The American newspaper said in a report today, that The U.S. and Iran, adversaries across the Middle East, have quietly coalesced behind an Iraqi politician both see as critical to preventing further chaos in his country.
Mustafa al-Kadhimi, sworn in as prime minister this month with nods from both Tehran and Washington, is stepping in between two nations that have repeatedly clashed in Iraq.

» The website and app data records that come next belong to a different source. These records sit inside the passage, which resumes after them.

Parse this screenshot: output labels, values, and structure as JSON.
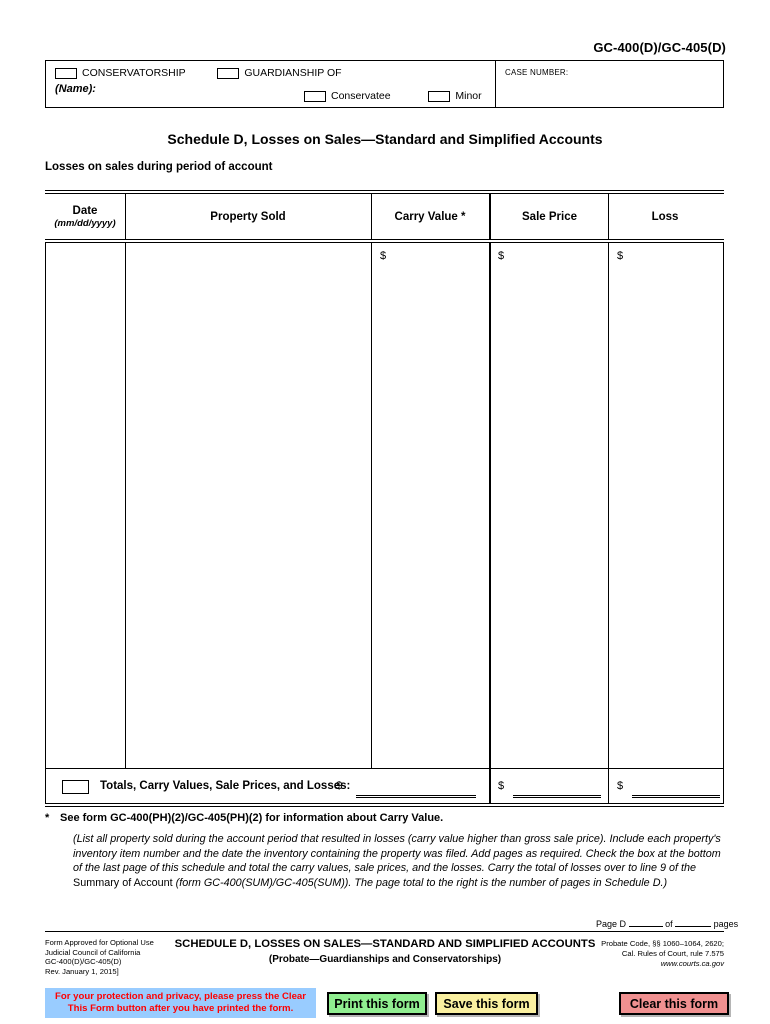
{
  "form": {
    "number": "GC-400(D)/GC-405(D)"
  },
  "caption": {
    "conservatorship_label": "CONSERVATORSHIP",
    "guardianship_label": "GUARDIANSHIP OF",
    "name_label": "(Name):",
    "conservatee_label": "Conservatee",
    "minor_label": "Minor",
    "case_number_label": "CASE NUMBER:"
  },
  "title": "Schedule D, Losses on Sales—Standard and Simplified Accounts",
  "subtitle": "Losses on sales during period of account",
  "table": {
    "headers": {
      "date": "Date",
      "date_sub": "(mm/dd/yyyy)",
      "property": "Property Sold",
      "carry_value": "Carry Value *",
      "sale_price": "Sale Price",
      "loss": "Loss"
    },
    "currency_symbol": "$",
    "rows": []
  },
  "totals": {
    "label": "Totals, Carry Values, Sale Prices, and Losses:",
    "carry_value": "",
    "sale_price": "",
    "loss": ""
  },
  "footnote": {
    "star": "*",
    "text": "See form GC-400(PH)(2)/GC-405(PH)(2) for information about Carry Value."
  },
  "instructions": {
    "part1": "(List all property sold during the account period that resulted in losses (carry value higher than gross sale price). Include each property's inventory item number and the date the inventory containing the property was filed. Add pages as required. Check the box  at the bottom of the last page of this schedule and total the carry values, sale prices, and the losses. Carry the total of losses over to line 9 of the ",
    "roman": "Summary of Account",
    "part2": " (form GC-400(SUM)/GC-405(SUM)). The page total to the right is the number of pages in Schedule D.)"
  },
  "page_line": {
    "prefix": "Page D",
    "value": "",
    "middle": "of",
    "total": "",
    "suffix": "pages"
  },
  "footer": {
    "left": [
      "Form Approved for Optional Use",
      "Judicial Council of California",
      "GC-400(D)/GC-405(D)",
      "Rev. January 1, 2015]"
    ],
    "center_title": "SCHEDULE D, LOSSES ON SALES—STANDARD AND SIMPLIFIED ACCOUNTS",
    "center_subtitle": "(Probate—Guardianships and Conservatorships)",
    "right": [
      "Probate Code, §§ 1060–1064, 2620;",
      "Cal. Rules  of Court, rule 7.575"
    ],
    "url": "www.courts.ca.gov"
  },
  "buttons": {
    "privacy_note": "For your protection and privacy, please press the Clear This Form button after you have printed the form.",
    "print": "Print this form",
    "save": "Save this form",
    "clear": "Clear this form"
  },
  "colors": {
    "privacy_bg": "#99ccff",
    "privacy_text": "#ff0000",
    "print_bg": "#90ee90",
    "save_bg": "#faf0a0",
    "clear_bg": "#f09090",
    "rule": "#000000"
  }
}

These tensions flared violently in January with the killing of Iran’s Maj. Gen. Qassem Soleimani in a U.S. military strike on his convoy in Baghdad, followed by Iranian reprisal strikes...

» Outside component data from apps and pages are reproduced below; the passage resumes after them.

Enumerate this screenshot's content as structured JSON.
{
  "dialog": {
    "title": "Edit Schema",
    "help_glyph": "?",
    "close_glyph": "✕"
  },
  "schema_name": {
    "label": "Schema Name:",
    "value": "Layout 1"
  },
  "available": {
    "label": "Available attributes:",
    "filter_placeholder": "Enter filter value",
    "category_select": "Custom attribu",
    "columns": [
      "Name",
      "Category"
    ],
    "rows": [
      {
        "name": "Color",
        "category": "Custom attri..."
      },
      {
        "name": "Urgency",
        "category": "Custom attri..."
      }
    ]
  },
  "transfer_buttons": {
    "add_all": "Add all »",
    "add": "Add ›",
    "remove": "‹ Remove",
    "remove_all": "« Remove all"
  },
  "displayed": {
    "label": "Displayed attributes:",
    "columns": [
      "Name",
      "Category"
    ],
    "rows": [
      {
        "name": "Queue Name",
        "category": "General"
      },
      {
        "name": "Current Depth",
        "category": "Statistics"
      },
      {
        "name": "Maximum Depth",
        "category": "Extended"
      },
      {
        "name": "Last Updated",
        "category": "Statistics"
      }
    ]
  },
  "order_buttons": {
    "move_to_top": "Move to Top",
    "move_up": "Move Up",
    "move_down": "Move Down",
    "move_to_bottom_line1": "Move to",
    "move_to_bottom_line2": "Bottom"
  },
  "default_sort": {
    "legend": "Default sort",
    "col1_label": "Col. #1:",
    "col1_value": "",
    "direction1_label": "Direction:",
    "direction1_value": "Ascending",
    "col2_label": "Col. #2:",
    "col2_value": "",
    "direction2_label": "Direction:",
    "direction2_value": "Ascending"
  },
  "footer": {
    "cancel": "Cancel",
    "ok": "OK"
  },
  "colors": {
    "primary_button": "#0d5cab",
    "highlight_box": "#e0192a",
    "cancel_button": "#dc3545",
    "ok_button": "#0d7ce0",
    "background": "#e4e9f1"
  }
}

"Within days of taking office, he ordered the raid on a small militia that killed a demonstrator in the southern city of Basra, in a move seen as a sign of his intention to curtail the more powerful factions linked to Iran,"

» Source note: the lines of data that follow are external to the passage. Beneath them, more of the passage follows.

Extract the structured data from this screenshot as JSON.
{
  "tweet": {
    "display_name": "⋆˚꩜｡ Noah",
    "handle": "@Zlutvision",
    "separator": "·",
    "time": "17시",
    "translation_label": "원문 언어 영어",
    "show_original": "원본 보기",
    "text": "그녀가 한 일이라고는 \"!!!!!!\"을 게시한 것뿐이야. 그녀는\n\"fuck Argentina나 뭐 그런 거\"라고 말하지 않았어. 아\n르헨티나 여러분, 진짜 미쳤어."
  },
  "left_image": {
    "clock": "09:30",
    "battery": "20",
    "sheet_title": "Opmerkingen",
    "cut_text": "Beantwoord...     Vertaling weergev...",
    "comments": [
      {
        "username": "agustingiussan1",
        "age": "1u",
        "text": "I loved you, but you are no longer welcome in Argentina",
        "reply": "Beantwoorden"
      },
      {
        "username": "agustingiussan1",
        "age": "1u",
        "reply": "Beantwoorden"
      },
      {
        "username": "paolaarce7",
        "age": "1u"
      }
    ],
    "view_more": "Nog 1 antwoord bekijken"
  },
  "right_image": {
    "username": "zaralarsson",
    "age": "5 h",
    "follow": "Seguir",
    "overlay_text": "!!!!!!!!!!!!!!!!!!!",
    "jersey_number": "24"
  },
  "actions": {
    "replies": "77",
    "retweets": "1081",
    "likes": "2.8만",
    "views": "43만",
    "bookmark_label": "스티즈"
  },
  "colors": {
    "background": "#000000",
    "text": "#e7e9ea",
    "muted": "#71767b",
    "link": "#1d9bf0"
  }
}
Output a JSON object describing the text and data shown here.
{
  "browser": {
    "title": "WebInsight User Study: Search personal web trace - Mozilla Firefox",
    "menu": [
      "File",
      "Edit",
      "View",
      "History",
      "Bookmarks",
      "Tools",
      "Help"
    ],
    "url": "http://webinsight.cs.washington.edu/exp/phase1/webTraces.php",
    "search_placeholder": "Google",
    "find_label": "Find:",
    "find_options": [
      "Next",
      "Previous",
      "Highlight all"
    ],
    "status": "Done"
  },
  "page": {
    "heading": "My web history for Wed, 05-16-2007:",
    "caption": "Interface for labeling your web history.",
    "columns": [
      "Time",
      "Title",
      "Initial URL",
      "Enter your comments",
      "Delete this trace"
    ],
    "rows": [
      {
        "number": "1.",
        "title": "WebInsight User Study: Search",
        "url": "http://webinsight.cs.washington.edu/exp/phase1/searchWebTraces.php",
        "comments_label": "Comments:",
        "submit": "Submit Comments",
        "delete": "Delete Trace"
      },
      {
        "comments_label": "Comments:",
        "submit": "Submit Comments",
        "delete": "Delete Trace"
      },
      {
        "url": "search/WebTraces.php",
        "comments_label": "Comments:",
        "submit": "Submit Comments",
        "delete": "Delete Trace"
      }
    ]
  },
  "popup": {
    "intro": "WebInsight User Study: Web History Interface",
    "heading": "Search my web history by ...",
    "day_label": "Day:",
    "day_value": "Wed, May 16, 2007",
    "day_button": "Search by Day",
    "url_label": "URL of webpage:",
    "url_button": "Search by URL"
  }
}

"Days later, in a clear step to reassure these Iranian-backed paramilitary groups, he visited their headquarters and praised their role in the war against ISIS," according to the newspaper's vision.
The newspaper quotes Ghaleb Al-Shabandar, an Iraqi political analyst who knows Al-Kadhimi since he was a teenager, saying: “He (Al-Kadhimi) makes friends, even with his enemies.”
Al-Kadhimi's supporters hope that he can maintain the fragile balance in order to put Iraq on a better track, after the country emerged from the war against ISIS and is currently struggling with the pressure of low oil prices.
WSJ noted that the challenges facing Al-Kadhimi are enormous, despite the decline in popular protests that forced his predecessor to resign, but the public anger is greater than ever.
Meanwhile, ISIS has intensified its attacks against Iraqi security forces, seeking to take advantage of the security challenges arising from Corona virus and cracks in the partnership between Washington and Baghdad.
The newspaper says that US officials worked closely with Al-Kadhimi as head of the intelligence agency during the war against ISIS, and his rise represented an opportunity to mend the relations that had faded under former Prime Minister ,Adel Abdul-Mahdi.
It quoted Assistant Secretary of State for Near Eastern Affairs ,David Schenker as saying that Al-Kadhimi had done a "good job" as chief of intelligence, while welcoming in partnership with him.
The two countries are scheduled to hold a strategic dialogue in June to define the terms of their future relationship, as Washington looks to reduce its commitments without enabling ISIS to reappear.
It also considers Al-Kadhimi a partner who is willing to prevent Iraq from being more drawn into Tehran.
A Western diplomat told the newspaper, "There is some hope and optimism that we have a partner who works first and foremost for Iraq."